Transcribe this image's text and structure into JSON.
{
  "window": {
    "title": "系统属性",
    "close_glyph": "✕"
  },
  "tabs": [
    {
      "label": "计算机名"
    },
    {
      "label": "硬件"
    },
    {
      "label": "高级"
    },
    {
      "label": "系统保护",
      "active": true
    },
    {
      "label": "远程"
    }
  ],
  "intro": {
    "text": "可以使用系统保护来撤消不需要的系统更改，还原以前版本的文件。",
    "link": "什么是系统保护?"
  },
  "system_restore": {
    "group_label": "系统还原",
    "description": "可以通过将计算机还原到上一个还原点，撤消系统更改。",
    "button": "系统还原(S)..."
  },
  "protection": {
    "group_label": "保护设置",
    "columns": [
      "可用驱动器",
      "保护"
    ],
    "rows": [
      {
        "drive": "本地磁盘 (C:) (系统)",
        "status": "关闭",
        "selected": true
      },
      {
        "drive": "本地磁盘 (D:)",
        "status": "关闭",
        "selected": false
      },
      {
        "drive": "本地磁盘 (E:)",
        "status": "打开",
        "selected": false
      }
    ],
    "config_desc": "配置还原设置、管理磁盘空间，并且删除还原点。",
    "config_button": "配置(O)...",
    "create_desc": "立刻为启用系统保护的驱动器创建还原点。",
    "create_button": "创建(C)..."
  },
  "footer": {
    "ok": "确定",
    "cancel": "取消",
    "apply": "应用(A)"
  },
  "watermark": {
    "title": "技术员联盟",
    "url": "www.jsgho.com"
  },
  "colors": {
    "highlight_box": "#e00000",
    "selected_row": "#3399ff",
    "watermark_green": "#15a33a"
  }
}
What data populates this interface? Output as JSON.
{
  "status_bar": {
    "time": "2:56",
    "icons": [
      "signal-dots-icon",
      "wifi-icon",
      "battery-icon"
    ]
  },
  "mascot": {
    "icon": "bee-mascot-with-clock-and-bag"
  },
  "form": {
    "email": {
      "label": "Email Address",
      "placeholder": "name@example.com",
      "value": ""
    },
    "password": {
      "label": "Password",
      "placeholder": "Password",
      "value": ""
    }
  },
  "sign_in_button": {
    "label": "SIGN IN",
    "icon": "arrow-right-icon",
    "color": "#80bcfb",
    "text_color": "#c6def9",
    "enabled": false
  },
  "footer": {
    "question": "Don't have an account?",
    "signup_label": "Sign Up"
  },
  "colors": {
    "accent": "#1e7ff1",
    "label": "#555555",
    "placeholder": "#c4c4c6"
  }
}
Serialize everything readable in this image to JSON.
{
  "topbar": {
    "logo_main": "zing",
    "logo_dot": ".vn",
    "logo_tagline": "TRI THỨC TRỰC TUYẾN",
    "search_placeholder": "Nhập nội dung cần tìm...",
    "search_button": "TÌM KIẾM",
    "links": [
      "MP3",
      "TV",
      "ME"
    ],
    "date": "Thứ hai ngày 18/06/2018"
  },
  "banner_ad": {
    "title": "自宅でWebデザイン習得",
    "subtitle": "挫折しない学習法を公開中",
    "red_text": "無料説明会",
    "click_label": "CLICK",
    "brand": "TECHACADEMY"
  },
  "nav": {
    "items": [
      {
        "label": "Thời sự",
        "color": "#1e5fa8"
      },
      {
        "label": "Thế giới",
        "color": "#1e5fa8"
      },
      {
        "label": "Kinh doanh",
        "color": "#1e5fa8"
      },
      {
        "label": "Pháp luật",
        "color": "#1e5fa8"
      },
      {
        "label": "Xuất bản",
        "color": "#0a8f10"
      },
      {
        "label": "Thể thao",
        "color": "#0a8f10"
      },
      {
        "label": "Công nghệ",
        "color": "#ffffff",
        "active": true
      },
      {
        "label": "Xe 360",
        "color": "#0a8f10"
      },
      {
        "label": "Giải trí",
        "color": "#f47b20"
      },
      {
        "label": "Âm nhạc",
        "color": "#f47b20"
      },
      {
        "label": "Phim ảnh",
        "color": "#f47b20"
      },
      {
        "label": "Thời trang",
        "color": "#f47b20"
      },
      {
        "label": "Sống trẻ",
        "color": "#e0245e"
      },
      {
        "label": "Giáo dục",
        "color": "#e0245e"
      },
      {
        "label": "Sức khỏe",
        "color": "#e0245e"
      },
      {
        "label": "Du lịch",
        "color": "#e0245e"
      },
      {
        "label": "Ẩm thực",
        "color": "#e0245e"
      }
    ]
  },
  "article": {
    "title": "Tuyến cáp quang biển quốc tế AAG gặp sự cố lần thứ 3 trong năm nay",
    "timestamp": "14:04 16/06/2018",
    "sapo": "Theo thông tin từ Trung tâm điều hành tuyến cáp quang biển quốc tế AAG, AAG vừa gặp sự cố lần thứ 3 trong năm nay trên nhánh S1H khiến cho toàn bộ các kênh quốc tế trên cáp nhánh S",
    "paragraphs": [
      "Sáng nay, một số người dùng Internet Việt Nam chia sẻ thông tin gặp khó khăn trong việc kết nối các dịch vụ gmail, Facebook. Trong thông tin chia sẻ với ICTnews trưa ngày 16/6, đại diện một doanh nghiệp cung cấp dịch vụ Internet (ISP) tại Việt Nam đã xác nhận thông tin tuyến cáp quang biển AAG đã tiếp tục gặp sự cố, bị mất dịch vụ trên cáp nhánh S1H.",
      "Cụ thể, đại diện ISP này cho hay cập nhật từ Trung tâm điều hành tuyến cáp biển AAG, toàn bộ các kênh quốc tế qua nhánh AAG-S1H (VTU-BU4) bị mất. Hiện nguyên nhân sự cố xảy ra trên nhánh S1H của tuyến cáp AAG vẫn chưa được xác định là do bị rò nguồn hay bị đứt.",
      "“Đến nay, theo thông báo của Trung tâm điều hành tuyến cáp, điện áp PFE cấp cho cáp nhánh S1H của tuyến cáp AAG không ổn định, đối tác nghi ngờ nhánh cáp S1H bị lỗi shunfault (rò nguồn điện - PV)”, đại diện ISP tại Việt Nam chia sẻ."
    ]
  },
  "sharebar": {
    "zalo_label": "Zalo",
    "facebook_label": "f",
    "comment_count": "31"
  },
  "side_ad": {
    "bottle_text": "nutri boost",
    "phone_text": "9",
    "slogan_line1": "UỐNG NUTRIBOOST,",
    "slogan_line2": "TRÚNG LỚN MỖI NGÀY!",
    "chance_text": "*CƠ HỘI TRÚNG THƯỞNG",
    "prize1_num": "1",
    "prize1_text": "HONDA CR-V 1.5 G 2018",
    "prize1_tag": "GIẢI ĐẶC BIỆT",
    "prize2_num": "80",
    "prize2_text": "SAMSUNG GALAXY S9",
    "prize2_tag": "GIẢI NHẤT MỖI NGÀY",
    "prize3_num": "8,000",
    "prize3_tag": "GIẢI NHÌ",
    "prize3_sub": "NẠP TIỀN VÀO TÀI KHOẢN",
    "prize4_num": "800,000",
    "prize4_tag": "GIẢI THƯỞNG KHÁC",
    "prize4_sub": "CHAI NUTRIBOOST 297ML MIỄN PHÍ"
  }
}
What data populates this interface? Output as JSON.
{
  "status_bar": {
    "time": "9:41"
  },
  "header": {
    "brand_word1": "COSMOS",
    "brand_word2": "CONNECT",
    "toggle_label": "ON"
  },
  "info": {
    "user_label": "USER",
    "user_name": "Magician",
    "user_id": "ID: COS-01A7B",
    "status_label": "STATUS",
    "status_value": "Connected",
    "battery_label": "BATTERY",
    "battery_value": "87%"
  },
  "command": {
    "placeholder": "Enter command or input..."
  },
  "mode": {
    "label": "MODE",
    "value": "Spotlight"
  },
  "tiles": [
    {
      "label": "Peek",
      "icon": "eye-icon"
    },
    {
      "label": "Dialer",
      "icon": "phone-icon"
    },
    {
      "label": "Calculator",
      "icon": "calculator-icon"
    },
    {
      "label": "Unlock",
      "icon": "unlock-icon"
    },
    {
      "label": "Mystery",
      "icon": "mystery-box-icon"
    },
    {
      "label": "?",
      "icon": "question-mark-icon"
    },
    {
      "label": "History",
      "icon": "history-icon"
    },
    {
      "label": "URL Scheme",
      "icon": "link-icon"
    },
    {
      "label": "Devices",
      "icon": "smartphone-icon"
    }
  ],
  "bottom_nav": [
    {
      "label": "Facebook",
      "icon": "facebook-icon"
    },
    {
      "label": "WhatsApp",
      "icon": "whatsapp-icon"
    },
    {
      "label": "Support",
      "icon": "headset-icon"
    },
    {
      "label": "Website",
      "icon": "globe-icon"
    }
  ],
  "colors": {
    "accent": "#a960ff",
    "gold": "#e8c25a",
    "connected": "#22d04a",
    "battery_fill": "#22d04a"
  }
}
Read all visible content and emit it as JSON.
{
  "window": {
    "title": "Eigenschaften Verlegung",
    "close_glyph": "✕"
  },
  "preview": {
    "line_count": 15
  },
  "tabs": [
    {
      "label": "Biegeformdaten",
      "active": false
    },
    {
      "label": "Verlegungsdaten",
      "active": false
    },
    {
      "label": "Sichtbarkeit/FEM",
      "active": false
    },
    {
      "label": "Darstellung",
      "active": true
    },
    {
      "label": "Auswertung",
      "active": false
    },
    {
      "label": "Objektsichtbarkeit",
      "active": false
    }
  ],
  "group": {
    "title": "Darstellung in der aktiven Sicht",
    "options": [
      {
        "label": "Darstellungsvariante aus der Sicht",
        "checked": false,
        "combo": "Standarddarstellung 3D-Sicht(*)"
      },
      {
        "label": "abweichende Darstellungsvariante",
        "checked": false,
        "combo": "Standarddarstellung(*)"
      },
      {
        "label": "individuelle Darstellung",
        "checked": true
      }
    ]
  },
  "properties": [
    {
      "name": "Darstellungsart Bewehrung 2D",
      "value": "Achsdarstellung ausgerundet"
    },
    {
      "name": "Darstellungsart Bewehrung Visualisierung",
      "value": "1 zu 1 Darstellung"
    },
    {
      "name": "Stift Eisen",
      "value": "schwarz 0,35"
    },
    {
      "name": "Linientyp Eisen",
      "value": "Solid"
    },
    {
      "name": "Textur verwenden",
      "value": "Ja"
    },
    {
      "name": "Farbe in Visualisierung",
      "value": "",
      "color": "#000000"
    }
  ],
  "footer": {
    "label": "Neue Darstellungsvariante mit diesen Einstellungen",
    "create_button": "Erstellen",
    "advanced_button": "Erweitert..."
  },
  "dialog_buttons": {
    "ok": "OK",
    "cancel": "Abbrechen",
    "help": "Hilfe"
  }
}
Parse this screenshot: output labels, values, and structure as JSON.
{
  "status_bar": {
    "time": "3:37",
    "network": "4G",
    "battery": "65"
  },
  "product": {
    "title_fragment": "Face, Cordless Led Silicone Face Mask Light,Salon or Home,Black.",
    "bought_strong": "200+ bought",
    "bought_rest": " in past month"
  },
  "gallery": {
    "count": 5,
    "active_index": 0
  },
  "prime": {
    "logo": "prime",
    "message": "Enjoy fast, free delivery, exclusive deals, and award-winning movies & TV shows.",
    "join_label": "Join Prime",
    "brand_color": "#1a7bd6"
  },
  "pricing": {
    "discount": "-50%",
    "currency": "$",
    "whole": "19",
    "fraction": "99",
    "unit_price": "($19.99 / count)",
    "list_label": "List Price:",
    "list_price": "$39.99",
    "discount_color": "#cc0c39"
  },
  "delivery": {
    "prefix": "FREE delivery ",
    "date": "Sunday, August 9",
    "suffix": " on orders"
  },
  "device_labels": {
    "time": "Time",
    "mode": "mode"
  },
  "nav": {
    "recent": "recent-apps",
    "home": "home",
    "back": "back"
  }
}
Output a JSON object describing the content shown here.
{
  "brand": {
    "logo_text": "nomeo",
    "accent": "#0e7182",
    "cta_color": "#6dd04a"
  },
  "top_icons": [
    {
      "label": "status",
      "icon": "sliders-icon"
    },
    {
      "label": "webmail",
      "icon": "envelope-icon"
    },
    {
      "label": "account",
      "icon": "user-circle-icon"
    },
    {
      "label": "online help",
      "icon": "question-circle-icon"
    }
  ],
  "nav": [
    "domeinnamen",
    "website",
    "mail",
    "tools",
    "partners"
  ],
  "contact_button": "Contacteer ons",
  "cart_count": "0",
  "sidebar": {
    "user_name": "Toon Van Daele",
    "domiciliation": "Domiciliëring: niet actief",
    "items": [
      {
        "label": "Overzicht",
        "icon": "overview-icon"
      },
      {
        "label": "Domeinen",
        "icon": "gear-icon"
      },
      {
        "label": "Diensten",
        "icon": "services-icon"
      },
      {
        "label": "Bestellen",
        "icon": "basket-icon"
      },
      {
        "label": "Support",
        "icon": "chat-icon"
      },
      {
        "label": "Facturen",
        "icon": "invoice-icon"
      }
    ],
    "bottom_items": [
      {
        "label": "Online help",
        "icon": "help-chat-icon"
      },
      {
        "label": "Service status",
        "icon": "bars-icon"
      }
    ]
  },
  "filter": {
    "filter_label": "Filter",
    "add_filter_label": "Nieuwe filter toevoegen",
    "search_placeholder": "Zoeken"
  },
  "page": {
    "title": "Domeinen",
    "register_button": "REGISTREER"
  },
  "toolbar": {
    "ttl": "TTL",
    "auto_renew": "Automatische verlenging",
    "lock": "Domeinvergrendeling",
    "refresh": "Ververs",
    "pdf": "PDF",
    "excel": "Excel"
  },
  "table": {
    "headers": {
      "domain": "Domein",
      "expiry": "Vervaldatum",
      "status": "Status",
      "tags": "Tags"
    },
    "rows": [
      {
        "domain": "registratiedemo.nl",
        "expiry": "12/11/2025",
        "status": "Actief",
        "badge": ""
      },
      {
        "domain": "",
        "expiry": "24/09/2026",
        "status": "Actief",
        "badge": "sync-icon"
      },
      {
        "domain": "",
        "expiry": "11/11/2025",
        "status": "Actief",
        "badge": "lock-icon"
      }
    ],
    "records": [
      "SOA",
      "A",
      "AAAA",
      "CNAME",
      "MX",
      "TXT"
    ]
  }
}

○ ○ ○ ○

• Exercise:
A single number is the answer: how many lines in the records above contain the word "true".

• Exercise output:
5